● **YOUR GOAL**:
Please reproduce the records exactly, leaving out any pictures.

● **DATASET CONTENT**:

----------------

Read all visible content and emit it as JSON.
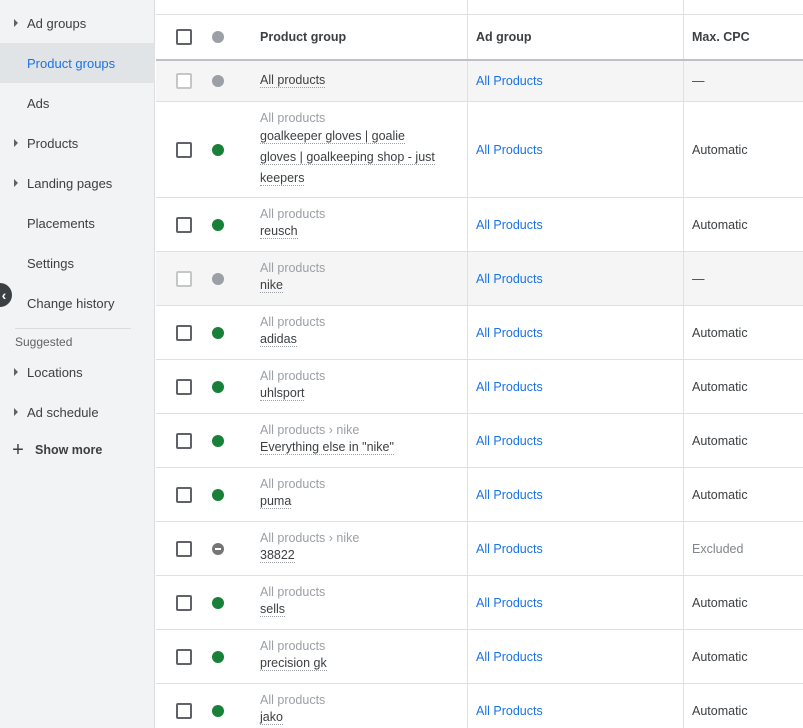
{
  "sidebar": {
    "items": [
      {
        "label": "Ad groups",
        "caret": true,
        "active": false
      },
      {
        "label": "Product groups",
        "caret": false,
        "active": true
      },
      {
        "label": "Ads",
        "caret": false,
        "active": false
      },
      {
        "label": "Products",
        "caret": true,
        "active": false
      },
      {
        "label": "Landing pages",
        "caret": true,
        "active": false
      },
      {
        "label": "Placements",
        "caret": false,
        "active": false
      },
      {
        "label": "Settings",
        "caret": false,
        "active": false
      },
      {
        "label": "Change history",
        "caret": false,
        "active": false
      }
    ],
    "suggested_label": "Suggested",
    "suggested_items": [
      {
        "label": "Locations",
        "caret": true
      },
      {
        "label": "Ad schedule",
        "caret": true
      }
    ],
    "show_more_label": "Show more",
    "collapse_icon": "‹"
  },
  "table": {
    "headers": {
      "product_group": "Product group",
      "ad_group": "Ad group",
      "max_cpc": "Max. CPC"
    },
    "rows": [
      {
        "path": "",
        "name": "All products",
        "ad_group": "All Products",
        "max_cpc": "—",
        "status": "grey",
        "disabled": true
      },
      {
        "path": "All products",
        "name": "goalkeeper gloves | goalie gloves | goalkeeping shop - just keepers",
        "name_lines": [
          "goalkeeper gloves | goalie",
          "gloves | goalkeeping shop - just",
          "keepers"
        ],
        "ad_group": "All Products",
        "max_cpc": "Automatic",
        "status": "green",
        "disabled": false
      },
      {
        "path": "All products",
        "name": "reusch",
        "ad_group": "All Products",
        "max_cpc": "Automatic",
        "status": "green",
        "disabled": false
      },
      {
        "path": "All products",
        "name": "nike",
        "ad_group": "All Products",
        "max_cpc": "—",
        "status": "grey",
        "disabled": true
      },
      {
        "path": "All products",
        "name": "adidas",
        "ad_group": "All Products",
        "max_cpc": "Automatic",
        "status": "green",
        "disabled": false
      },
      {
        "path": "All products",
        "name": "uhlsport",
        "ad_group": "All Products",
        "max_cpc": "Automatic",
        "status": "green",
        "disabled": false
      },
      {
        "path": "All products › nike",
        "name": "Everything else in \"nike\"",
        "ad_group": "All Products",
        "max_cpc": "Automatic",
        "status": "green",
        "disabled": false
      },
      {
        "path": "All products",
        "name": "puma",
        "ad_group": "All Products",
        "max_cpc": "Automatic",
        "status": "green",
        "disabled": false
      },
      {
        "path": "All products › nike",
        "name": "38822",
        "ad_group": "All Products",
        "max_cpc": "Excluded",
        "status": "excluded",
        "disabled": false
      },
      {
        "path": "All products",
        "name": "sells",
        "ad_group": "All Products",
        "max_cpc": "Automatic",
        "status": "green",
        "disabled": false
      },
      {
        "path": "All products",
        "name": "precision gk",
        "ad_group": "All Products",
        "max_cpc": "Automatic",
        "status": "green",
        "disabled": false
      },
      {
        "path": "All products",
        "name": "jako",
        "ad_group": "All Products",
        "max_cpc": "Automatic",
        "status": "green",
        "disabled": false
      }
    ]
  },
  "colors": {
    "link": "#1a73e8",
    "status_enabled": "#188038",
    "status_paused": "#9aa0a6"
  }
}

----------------

● **WRITTEN REPLY**:
Read all visible content and emit it as JSON.
{
  "sidebar": {
    "items": [
      {
        "label": "Ad groups",
        "caret": true,
        "active": false
      },
      {
        "label": "Product groups",
        "caret": false,
        "active": true
      },
      {
        "label": "Ads",
        "caret": false,
        "active": false
      },
      {
        "label": "Products",
        "caret": true,
        "active": false
      },
      {
        "label": "Landing pages",
        "caret": true,
        "active": false
      },
      {
        "label": "Placements",
        "caret": false,
        "active": false
      },
      {
        "label": "Settings",
        "caret": false,
        "active": false
      },
      {
        "label": "Change history",
        "caret": false,
        "active": false
      }
    ],
    "suggested_label": "Suggested",
    "suggested_items": [
      {
        "label": "Locations",
        "caret": true
      },
      {
        "label": "Ad schedule",
        "caret": true
      }
    ],
    "show_more_label": "Show more",
    "collapse_icon": "‹"
  },
  "table": {
    "headers": {
      "product_group": "Product group",
      "ad_group": "Ad group",
      "max_cpc": "Max. CPC"
    },
    "rows": [
      {
        "path": "",
        "name": "All products",
        "ad_group": "All Products",
        "max_cpc": "—",
        "status": "grey",
        "disabled": true
      },
      {
        "path": "All products",
        "name": "goalkeeper gloves | goalie gloves | goalkeeping shop - just keepers",
        "name_lines": [
          "goalkeeper gloves | goalie",
          "gloves | goalkeeping shop - just",
          "keepers"
        ],
        "ad_group": "All Products",
        "max_cpc": "Automatic",
        "status": "green",
        "disabled": false
      },
      {
        "path": "All products",
        "name": "reusch",
        "ad_group": "All Products",
        "max_cpc": "Automatic",
        "status": "green",
        "disabled": false
      },
      {
        "path": "All products",
        "name": "nike",
        "ad_group": "All Products",
        "max_cpc": "—",
        "status": "grey",
        "disabled": true
      },
      {
        "path": "All products",
        "name": "adidas",
        "ad_group": "All Products",
        "max_cpc": "Automatic",
        "status": "green",
        "disabled": false
      },
      {
        "path": "All products",
        "name": "uhlsport",
        "ad_group": "All Products",
        "max_cpc": "Automatic",
        "status": "green",
        "disabled": false
      },
      {
        "path": "All products › nike",
        "name": "Everything else in \"nike\"",
        "ad_group": "All Products",
        "max_cpc": "Automatic",
        "status": "green",
        "disabled": false
      },
      {
        "path": "All products",
        "name": "puma",
        "ad_group": "All Products",
        "max_cpc": "Automatic",
        "status": "green",
        "disabled": false
      },
      {
        "path": "All products › nike",
        "name": "38822",
        "ad_group": "All Products",
        "max_cpc": "Excluded",
        "status": "excluded",
        "disabled": false
      },
      {
        "path": "All products",
        "name": "sells",
        "ad_group": "All Products",
        "max_cpc": "Automatic",
        "status": "green",
        "disabled": false
      },
      {
        "path": "All products",
        "name": "precision gk",
        "ad_group": "All Products",
        "max_cpc": "Automatic",
        "status": "green",
        "disabled": false
      },
      {
        "path": "All products",
        "name": "jako",
        "ad_group": "All Products",
        "max_cpc": "Automatic",
        "status": "green",
        "disabled": false
      }
    ]
  },
  "colors": {
    "link": "#1a73e8",
    "status_enabled": "#188038",
    "status_paused": "#9aa0a6"
  }
}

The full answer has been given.